My name means ‘resurrection’. Whenever I stop and think about it, it makes me chuckle. My Bompie (my Dad’s Mom) must have known I needed a little extra umph in my engine to navigate living life with Epilepsy.
There is no piece of paper that shows how many times that I have resurrected myself… I don't have a degree that says I am ‘resiliency expert’, but I think I should.
I have lived with 20 or more seizures a day. I have listened to experts tell me that there was nothing I could do to change that reality. I have looked into the eyes of doctors telling me ‘You've done everything, and there is nothing left to do; you might want to start really accepting that you may be living with 20 seizures a day for the rest of your life.” A truly horrible thing to hear…hearing it from multiple experts was hard, really hard.
So I crawled my way onto a yoga mat and became the worlds’ worst yogi - a meat eating, recovering perfectionist. I practiced being IN my body instead of dragging it around like inconvenient luggage. I took all the discomfort and wrote – free flow, journal style. Somewhere in that blend of yoga and writing I learned how to be comfortable with uncomfortable….not graceful, not at peace, just comfortable. I’ve always written, though I have spent many years trying not to be the writer and poet that I am. I had a very vivid image that somehow, writing would result in being poor and alone…seizures had already resulted in a lot of isolation in my early childhood and it was something I tried hard to avoid.
Over time, a certain kind of magic emerged out of hanging out in the middle of myself and my journey of medical messiness. Not the least of which was overhauling the number of seizure’s I was having. I still have seizures, but now I have cluster’s seizures about twice a month, instead of 20 a day.
It was this process of overhauling my seizures that led to me being asked to speak at a conference at Berkley in California. Once I knew that was what the organizers wanted me to speak about, I really didn't want to. I was tired of talking about my life with seizures. I didn't want that to be the narrative of my life.
So instead I took a handful of poems I'd written over the years and I mashed them all into one poem, and used that as the opening of my talk. I let the poem tell my story, and then dove into what was required of me to transform my health: having faith in myself, leaning into the idea that I was entitled to explore alternative options and believing in the idea of the impossible being possible.
This poem, this talk, cracked open a field of possibility that I am excited to continue digging into. I have connected with people in film, dance and other performance arts which has allowed me to share my words and photography alongside them. The poem turned into a solo project, which has morphed into a community creation. I am excited to use “20 Seconds of Courage” to deep dive into a bigger, shared conversation with other people about ‘how’ they rise with resiliency to the challenges of living with a chronic health condition. I know in my bones that there are more pieces, poems and images to be written, created and explored for this project. I also know I can’t do it alone.

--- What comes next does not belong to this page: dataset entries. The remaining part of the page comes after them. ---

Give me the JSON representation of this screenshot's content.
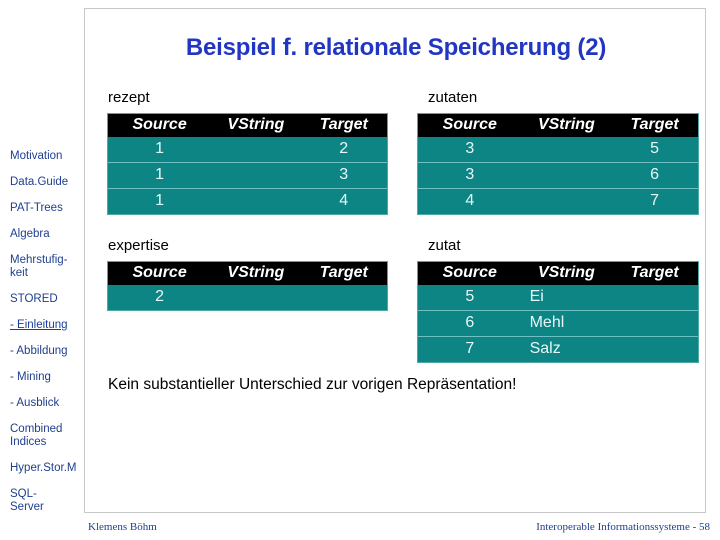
{
  "slide": {
    "title": "Beispiel f. relationale Speicherung (2)",
    "conclusion": "Kein substantieller Unterschied zur vorigen Repräsentation!"
  },
  "sidebar": {
    "items": [
      {
        "label": "Motivation",
        "current": false
      },
      {
        "label": "Data.Guide",
        "current": false
      },
      {
        "label": "PAT-Trees",
        "current": false
      },
      {
        "label": "Algebra",
        "current": false
      },
      {
        "label": "Mehrstufig-\nkeit",
        "current": false
      },
      {
        "label": "STORED",
        "current": false
      },
      {
        "label": "- Einleitung",
        "current": true
      },
      {
        "label": "- Abbildung",
        "current": false
      },
      {
        "label": "- Mining",
        "current": false
      },
      {
        "label": "- Ausblick",
        "current": false
      },
      {
        "label": "Combined\nIndices",
        "current": false
      },
      {
        "label": "Hyper.Stor.M",
        "current": false
      },
      {
        "label": "SQL-\nServer",
        "current": false
      }
    ]
  },
  "tables": {
    "columns": [
      "Source",
      "VString",
      "Target"
    ],
    "rezept": {
      "caption": "rezept",
      "rows": [
        [
          "1",
          "",
          "2"
        ],
        [
          "1",
          "",
          "3"
        ],
        [
          "1",
          "",
          "4"
        ]
      ]
    },
    "zutaten": {
      "caption": "zutaten",
      "rows": [
        [
          "3",
          "",
          "5"
        ],
        [
          "3",
          "",
          "6"
        ],
        [
          "4",
          "",
          "7"
        ]
      ]
    },
    "expertise": {
      "caption": "expertise",
      "rows": [
        [
          "2",
          "",
          ""
        ]
      ]
    },
    "zutat": {
      "caption": "zutat",
      "rows": [
        [
          "5",
          "Ei",
          ""
        ],
        [
          "6",
          "Mehl",
          ""
        ],
        [
          "7",
          "Salz",
          ""
        ]
      ]
    }
  },
  "footer": {
    "author": "Klemens Böhm",
    "course": "Interoperable Informationssysteme - 58"
  },
  "colors": {
    "title": "#2236c4",
    "nav": "#1f3f8f",
    "table_body": "#0d8585",
    "table_header": "#000000",
    "frame": "#c8c8c8"
  }
}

I am excited and nervous to be reaching out and asking people - are you willing to share how you rise again, and again? What makes you find a way to laugh? Or if you are in a moment where you don't know how to do that, what makes you choose to take one more step forward? What helps you What do you need laugh, cry and create again? *
To share your story of resurrection with Anastasia for her ongoing multi-media art project, please send her an email at: email@example.com
* stories have been condensed and edited